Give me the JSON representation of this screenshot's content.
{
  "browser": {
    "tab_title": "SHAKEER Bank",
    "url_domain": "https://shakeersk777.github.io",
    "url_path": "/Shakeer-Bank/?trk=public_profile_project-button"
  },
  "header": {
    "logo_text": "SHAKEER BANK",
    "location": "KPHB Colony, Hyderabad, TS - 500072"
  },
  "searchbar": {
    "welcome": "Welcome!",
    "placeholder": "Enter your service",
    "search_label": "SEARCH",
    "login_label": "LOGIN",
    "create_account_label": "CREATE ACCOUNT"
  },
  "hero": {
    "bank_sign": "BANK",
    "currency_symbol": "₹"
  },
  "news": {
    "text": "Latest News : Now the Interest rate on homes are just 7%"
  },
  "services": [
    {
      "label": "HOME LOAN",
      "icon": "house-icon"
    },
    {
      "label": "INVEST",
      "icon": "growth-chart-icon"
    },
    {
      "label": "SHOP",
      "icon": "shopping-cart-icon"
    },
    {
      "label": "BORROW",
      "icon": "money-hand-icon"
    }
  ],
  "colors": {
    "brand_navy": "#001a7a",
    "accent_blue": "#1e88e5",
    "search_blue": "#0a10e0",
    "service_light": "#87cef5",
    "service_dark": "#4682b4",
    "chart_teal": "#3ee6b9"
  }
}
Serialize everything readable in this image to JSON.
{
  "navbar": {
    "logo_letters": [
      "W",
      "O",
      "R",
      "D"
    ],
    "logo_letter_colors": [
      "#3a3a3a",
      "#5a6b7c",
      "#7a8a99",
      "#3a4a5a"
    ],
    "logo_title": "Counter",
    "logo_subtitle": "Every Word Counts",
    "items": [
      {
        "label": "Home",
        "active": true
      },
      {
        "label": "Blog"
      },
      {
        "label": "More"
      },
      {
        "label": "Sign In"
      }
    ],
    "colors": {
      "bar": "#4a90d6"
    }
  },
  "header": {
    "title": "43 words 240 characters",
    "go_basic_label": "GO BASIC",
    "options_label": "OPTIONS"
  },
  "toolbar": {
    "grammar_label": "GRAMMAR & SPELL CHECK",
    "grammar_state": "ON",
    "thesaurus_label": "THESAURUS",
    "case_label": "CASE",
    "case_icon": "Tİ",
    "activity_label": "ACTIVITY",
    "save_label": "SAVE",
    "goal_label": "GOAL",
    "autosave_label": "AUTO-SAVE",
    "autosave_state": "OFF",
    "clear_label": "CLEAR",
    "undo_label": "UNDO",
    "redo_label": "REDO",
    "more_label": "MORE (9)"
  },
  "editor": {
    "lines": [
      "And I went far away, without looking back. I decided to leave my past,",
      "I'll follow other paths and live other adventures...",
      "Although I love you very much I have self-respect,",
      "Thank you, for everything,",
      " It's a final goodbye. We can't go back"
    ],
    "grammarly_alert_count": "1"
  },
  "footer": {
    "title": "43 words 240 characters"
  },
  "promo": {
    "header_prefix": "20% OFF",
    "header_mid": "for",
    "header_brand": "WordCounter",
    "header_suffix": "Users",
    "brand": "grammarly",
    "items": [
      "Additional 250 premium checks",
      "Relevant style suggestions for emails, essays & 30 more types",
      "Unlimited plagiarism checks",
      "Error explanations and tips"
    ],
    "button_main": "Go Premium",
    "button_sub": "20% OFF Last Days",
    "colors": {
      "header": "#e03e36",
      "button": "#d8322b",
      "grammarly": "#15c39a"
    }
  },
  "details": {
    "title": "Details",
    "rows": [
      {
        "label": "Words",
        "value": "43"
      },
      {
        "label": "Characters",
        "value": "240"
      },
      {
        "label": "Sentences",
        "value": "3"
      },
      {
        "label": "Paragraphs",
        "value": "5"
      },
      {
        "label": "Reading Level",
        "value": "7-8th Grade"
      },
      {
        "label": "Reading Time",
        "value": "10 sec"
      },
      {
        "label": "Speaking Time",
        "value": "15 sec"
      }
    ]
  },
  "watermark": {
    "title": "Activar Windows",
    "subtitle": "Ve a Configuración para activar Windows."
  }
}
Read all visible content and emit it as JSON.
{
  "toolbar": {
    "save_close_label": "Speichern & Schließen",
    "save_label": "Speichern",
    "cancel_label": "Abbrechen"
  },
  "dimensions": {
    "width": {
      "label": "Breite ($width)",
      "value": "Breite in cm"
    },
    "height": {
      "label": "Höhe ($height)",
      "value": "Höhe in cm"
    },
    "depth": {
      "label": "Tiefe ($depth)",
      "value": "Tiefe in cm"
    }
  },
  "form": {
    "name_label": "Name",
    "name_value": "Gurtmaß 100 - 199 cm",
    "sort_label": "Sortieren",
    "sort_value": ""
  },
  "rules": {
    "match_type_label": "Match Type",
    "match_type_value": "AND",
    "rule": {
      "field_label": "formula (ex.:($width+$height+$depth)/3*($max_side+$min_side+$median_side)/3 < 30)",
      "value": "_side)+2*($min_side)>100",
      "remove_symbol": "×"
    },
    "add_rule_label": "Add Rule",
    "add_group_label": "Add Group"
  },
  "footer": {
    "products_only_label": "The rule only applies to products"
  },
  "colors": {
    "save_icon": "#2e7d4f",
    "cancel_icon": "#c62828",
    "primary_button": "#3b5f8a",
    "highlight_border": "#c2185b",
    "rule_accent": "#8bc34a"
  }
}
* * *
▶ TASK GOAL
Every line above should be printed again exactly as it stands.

▶ ANSWER FOR THE TASK
Give me the JSON representation of this screenshot's content.
{
  "browser": {
    "tab_title": "SHAKEER Bank",
    "url_domain": "https://shakeersk777.github.io",
    "url_path": "/Shakeer-Bank/?trk=public_profile_project-button"
  },
  "header": {
    "logo_text": "SHAKEER BANK",
    "location": "KPHB Colony, Hyderabad, TS - 500072"
  },
  "searchbar": {
    "welcome": "Welcome!",
    "placeholder": "Enter your service",
    "search_label": "SEARCH",
    "login_label": "LOGIN",
    "create_account_label": "CREATE ACCOUNT"
  },
  "hero": {
    "bank_sign": "BANK",
    "currency_symbol": "₹"
  },
  "news": {
    "text": "Latest News : Now the Interest rate on homes are just 7%"
  },
  "services": [
    {
      "label": "HOME LOAN",
      "icon": "house-icon"
    },
    {
      "label": "INVEST",
      "icon": "growth-chart-icon"
    },
    {
      "label": "SHOP",
      "icon": "shopping-cart-icon"
    },
    {
      "label": "BORROW",
      "icon": "money-hand-icon"
    }
  ],
  "colors": {
    "brand_navy": "#001a7a",
    "accent_blue": "#1e88e5",
    "search_blue": "#0a10e0",
    "service_light": "#87cef5",
    "service_dark": "#4682b4",
    "chart_teal": "#3ee6b9"
  }
}
Serialize everything readable in this image to JSON.
{
  "navbar": {
    "logo_letters": [
      "W",
      "O",
      "R",
      "D"
    ],
    "logo_letter_colors": [
      "#3a3a3a",
      "#5a6b7c",
      "#7a8a99",
      "#3a4a5a"
    ],
    "logo_title": "Counter",
    "logo_subtitle": "Every Word Counts",
    "items": [
      {
        "label": "Home",
        "active": true
      },
      {
        "label": "Blog"
      },
      {
        "label": "More"
      },
      {
        "label": "Sign In"
      }
    ],
    "colors": {
      "bar": "#4a90d6"
    }
  },
  "header": {
    "title": "43 words 240 characters",
    "go_basic_label": "GO BASIC",
    "options_label": "OPTIONS"
  },
  "toolbar": {
    "grammar_label": "GRAMMAR & SPELL CHECK",
    "grammar_state": "ON",
    "thesaurus_label": "THESAURUS",
    "case_label": "CASE",
    "case_icon": "Tİ",
    "activity_label": "ACTIVITY",
    "save_label": "SAVE",
    "goal_label": "GOAL",
    "autosave_label": "AUTO-SAVE",
    "autosave_state": "OFF",
    "clear_label": "CLEAR",
    "undo_label": "UNDO",
    "redo_label": "REDO",
    "more_label": "MORE (9)"
  },
  "editor": {
    "lines": [
      "And I went far away, without looking back. I decided to leave my past,",
      "I'll follow other paths and live other adventures...",
      "Although I love you very much I have self-respect,",
      "Thank you, for everything,",
      " It's a final goodbye. We can't go back"
    ],
    "grammarly_alert_count": "1"
  },
  "footer": {
    "title": "43 words 240 characters"
  },
  "promo": {
    "header_prefix": "20% OFF",
    "header_mid": "for",
    "header_brand": "WordCounter",
    "header_suffix": "Users",
    "brand": "grammarly",
    "items": [
      "Additional 250 premium checks",
      "Relevant style suggestions for emails, essays & 30 more types",
      "Unlimited plagiarism checks",
      "Error explanations and tips"
    ],
    "button_main": "Go Premium",
    "button_sub": "20% OFF Last Days",
    "colors": {
      "header": "#e03e36",
      "button": "#d8322b",
      "grammarly": "#15c39a"
    }
  },
  "details": {
    "title": "Details",
    "rows": [
      {
        "label": "Words",
        "value": "43"
      },
      {
        "label": "Characters",
        "value": "240"
      },
      {
        "label": "Sentences",
        "value": "3"
      },
      {
        "label": "Paragraphs",
        "value": "5"
      },
      {
        "label": "Reading Level",
        "value": "7-8th Grade"
      },
      {
        "label": "Reading Time",
        "value": "10 sec"
      },
      {
        "label": "Speaking Time",
        "value": "15 sec"
      }
    ]
  },
  "watermark": {
    "title": "Activar Windows",
    "subtitle": "Ve a Configuración para activar Windows."
  }
}
Read all visible content and emit it as JSON.
{
  "toolbar": {
    "save_close_label": "Speichern & Schließen",
    "save_label": "Speichern",
    "cancel_label": "Abbrechen"
  },
  "dimensions": {
    "width": {
      "label": "Breite ($width)",
      "value": "Breite in cm"
    },
    "height": {
      "label": "Höhe ($height)",
      "value": "Höhe in cm"
    },
    "depth": {
      "label": "Tiefe ($depth)",
      "value": "Tiefe in cm"
    }
  },
  "form": {
    "name_label": "Name",
    "name_value": "Gurtmaß 100 - 199 cm",
    "sort_label": "Sortieren",
    "sort_value": ""
  },
  "rules": {
    "match_type_label": "Match Type",
    "match_type_value": "AND",
    "rule": {
      "field_label": "formula (ex.:($width+$height+$depth)/3*($max_side+$min_side+$median_side)/3 < 30)",
      "value": "_side)+2*($min_side)>100",
      "remove_symbol": "×"
    },
    "add_rule_label": "Add Rule",
    "add_group_label": "Add Group"
  },
  "footer": {
    "products_only_label": "The rule only applies to products"
  },
  "colors": {
    "save_icon": "#2e7d4f",
    "cancel_icon": "#c62828",
    "primary_button": "#3b5f8a",
    "highlight_border": "#c2185b",
    "rule_accent": "#8bc34a"
  }
}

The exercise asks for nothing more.